Directions for this task:
Whenever the string "googleimagesdownload" appears in a line below, please copy the line out.

Entries supplied:
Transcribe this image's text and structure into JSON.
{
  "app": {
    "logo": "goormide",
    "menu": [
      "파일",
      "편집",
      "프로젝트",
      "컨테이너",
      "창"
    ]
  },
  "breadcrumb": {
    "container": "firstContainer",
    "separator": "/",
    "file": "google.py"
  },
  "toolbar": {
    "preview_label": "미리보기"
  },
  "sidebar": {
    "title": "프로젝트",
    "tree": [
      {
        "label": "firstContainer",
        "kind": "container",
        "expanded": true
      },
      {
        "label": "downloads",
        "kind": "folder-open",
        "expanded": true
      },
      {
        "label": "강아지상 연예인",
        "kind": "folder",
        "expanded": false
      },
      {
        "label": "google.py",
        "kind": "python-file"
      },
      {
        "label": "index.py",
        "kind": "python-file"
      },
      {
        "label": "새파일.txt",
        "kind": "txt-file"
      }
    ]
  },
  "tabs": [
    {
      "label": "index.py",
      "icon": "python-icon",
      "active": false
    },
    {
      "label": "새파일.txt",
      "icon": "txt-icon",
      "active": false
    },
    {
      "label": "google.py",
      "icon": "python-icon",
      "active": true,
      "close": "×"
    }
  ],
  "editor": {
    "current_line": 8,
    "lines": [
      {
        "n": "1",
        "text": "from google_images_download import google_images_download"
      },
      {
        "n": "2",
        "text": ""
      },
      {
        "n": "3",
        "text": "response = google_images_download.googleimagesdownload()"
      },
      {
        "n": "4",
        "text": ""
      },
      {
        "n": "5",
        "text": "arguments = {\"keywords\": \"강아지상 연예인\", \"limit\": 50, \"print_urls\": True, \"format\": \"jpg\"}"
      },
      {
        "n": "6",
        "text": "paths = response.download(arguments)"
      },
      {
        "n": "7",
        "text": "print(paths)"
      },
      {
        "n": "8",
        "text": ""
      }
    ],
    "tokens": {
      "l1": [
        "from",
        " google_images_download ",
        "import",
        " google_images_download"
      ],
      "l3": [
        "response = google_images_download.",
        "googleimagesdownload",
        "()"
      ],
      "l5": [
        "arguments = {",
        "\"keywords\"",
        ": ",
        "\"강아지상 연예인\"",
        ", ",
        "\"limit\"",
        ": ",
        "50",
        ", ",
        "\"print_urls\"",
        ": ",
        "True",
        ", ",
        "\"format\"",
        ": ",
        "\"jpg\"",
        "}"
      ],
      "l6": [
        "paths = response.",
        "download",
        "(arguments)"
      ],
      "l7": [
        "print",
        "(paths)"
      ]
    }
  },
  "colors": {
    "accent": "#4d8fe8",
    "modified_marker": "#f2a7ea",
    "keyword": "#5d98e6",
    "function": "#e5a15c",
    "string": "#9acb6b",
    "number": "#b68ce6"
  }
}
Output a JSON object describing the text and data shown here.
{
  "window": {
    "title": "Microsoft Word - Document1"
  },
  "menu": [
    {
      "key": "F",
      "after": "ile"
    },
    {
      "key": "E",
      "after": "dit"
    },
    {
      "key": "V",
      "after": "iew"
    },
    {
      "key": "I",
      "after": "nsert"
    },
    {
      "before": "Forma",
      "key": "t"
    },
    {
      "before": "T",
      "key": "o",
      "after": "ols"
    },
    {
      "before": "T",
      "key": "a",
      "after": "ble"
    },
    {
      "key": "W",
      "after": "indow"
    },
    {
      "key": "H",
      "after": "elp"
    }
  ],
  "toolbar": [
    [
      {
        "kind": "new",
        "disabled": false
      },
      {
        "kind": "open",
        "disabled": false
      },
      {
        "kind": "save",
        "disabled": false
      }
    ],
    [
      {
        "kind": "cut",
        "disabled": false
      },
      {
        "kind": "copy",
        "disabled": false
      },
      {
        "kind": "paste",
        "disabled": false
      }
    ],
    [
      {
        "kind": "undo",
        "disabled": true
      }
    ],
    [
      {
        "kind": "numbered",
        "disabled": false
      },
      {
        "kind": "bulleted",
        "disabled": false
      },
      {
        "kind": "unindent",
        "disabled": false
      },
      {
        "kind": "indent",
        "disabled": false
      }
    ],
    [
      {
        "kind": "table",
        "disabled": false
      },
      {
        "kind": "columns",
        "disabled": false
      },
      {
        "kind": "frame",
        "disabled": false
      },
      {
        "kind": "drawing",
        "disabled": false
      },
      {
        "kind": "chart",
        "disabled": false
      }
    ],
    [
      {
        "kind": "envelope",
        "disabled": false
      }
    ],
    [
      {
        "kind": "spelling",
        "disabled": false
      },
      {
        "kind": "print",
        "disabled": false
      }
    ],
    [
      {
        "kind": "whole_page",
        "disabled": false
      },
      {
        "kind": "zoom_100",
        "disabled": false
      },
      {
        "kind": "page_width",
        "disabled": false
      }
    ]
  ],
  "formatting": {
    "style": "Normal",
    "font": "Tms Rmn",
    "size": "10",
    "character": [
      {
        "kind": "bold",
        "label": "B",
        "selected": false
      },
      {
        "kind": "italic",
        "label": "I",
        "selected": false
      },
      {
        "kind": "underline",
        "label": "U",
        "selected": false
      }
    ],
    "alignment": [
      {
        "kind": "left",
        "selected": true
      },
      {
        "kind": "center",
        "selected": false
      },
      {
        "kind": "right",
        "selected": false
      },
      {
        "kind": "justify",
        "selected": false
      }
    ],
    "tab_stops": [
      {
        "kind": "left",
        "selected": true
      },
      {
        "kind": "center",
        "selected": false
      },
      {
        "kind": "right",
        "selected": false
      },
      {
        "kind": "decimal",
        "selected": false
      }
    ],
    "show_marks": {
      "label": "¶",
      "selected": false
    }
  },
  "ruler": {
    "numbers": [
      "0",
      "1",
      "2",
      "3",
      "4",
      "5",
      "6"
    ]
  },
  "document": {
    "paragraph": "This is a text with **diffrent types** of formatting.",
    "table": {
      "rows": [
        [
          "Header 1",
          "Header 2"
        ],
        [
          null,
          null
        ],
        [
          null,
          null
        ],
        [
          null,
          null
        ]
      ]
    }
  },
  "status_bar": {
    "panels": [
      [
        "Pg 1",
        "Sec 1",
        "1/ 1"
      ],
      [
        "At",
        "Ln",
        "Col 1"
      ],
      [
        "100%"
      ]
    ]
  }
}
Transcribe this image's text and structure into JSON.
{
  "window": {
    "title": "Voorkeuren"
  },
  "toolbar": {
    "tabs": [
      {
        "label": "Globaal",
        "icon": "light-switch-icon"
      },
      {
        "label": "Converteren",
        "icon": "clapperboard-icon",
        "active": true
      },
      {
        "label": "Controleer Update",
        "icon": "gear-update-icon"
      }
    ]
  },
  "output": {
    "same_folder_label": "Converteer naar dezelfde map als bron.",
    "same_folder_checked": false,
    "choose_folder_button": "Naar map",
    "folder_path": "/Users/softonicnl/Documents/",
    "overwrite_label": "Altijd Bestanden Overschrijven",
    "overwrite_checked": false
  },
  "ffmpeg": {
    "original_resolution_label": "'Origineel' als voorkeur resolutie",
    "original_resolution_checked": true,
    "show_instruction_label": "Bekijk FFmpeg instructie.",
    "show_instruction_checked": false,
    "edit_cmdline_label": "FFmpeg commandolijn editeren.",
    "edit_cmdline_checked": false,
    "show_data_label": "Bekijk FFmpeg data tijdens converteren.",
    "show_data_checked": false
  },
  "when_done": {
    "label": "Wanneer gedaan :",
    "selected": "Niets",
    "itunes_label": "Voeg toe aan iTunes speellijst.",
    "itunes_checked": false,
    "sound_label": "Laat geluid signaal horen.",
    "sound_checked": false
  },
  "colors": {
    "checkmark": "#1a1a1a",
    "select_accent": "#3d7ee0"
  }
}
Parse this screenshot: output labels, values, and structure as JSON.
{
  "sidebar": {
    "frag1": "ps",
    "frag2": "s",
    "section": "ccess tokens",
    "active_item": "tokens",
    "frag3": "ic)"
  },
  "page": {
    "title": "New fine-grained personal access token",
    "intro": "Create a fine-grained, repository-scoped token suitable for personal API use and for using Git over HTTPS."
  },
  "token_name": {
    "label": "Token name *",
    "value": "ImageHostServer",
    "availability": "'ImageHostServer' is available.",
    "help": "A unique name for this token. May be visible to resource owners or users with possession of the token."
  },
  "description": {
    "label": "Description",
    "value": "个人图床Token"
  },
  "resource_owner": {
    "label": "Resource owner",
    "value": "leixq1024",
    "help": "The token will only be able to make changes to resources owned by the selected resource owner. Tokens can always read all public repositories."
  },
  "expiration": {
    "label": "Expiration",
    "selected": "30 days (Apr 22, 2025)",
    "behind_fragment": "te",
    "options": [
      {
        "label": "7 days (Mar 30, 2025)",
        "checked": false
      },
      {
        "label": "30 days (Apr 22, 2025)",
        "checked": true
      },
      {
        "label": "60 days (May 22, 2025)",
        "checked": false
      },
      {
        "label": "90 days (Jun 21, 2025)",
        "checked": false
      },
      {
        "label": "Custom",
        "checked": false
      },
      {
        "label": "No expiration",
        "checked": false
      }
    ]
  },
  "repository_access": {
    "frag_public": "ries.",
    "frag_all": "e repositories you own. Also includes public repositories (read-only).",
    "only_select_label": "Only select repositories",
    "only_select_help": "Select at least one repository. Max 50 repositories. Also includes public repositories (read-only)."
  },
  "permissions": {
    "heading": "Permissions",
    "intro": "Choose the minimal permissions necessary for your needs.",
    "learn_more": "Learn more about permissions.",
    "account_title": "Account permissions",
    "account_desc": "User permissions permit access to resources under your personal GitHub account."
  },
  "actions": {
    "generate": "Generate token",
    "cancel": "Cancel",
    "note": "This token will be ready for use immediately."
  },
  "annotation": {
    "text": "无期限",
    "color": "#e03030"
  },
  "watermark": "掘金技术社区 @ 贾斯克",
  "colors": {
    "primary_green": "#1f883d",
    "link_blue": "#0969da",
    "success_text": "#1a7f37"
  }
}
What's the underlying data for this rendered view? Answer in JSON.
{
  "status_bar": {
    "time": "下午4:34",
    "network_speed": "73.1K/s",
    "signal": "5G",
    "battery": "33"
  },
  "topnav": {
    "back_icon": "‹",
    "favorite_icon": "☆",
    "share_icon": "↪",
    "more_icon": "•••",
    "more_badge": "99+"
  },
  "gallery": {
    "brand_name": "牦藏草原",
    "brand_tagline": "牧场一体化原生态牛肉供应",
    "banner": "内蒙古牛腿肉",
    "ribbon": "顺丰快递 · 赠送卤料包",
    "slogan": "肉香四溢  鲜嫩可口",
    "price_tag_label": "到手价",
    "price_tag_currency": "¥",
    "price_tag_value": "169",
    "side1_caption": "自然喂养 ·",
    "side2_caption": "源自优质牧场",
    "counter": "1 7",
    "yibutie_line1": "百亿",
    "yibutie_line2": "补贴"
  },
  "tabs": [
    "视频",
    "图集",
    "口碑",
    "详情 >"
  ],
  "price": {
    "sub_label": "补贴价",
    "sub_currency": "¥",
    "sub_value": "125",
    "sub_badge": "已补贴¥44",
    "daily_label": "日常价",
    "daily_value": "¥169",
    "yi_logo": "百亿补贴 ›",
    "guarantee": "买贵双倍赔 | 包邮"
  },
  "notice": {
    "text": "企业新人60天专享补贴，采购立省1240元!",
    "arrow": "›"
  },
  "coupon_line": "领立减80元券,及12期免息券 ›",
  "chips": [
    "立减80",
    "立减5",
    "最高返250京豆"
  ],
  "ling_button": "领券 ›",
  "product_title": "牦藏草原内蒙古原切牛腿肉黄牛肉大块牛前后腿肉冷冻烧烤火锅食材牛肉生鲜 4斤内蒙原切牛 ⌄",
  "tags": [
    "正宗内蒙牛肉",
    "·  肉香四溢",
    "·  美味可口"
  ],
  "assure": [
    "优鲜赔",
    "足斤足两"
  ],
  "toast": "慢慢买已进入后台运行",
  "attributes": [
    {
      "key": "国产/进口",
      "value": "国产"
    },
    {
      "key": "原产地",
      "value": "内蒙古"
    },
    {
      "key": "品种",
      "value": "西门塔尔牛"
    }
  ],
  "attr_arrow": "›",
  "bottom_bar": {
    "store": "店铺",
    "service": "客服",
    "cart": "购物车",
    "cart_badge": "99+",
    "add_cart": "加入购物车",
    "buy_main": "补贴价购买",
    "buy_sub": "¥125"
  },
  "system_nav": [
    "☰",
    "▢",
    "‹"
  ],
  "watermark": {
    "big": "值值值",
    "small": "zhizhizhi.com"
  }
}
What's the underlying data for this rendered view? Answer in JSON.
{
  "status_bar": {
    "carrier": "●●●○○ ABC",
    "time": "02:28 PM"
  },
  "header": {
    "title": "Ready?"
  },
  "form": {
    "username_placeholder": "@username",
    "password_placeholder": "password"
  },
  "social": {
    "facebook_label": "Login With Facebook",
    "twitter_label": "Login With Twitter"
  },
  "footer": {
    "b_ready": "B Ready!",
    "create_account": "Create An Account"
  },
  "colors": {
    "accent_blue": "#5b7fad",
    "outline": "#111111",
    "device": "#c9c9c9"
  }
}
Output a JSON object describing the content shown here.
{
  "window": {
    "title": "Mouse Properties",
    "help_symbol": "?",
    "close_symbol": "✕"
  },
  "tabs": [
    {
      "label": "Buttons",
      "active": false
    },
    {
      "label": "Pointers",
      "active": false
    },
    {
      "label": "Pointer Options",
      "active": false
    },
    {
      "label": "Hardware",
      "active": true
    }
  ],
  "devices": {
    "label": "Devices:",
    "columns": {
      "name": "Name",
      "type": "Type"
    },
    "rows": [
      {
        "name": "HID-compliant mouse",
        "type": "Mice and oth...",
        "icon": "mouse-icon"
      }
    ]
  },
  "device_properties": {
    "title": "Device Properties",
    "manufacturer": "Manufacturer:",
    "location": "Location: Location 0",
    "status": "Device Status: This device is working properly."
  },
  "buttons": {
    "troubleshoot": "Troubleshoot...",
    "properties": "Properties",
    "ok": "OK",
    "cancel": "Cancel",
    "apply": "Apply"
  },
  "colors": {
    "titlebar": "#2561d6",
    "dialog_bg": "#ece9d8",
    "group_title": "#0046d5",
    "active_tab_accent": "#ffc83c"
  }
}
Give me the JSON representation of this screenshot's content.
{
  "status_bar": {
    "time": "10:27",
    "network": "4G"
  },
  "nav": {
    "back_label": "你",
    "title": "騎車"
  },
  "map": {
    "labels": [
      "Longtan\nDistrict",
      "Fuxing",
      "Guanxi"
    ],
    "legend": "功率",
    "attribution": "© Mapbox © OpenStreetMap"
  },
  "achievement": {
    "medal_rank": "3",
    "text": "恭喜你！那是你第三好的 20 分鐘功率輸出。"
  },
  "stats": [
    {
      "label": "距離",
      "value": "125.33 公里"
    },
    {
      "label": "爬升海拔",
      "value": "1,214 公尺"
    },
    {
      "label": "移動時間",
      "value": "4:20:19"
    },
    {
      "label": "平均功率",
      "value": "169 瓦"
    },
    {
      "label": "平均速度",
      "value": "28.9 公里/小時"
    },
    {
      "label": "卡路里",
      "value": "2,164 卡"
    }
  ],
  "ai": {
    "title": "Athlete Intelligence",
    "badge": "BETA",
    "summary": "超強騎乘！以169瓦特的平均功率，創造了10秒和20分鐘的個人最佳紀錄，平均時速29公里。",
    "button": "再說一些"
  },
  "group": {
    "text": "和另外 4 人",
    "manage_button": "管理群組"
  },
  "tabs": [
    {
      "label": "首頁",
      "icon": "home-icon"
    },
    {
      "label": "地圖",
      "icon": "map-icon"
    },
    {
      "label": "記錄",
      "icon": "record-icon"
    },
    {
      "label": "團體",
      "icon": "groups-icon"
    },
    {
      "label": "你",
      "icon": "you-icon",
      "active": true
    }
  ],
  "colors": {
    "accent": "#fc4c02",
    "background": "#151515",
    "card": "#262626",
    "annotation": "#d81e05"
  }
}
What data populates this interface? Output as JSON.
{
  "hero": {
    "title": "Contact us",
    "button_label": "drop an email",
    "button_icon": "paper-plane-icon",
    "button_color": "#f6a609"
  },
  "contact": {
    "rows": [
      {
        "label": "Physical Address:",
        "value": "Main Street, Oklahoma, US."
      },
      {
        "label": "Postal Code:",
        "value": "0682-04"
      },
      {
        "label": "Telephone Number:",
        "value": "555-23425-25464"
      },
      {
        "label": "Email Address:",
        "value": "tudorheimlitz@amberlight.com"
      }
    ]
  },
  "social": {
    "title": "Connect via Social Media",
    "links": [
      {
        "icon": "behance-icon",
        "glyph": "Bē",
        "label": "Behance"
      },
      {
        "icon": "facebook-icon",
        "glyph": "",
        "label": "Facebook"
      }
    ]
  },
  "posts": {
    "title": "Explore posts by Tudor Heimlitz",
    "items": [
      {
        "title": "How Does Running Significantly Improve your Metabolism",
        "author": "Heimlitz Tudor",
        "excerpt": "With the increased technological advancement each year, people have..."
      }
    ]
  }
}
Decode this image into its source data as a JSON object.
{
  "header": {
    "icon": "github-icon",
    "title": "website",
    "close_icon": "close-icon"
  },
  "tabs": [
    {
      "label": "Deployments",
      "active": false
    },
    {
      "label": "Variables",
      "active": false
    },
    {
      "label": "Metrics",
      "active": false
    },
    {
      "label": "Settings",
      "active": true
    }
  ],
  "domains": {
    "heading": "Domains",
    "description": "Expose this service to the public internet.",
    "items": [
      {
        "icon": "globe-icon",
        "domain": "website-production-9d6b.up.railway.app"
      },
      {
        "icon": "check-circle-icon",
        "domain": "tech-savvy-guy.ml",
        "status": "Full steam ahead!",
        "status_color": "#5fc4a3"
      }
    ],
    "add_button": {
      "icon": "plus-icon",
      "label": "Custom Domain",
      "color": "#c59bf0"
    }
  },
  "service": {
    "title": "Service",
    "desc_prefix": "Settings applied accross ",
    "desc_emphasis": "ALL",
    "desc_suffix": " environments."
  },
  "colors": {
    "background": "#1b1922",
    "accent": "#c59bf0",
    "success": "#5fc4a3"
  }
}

Answer to the exercise:
        "text": "response = google_images_download.googleimagesdownload()"
        "googleimagesdownload",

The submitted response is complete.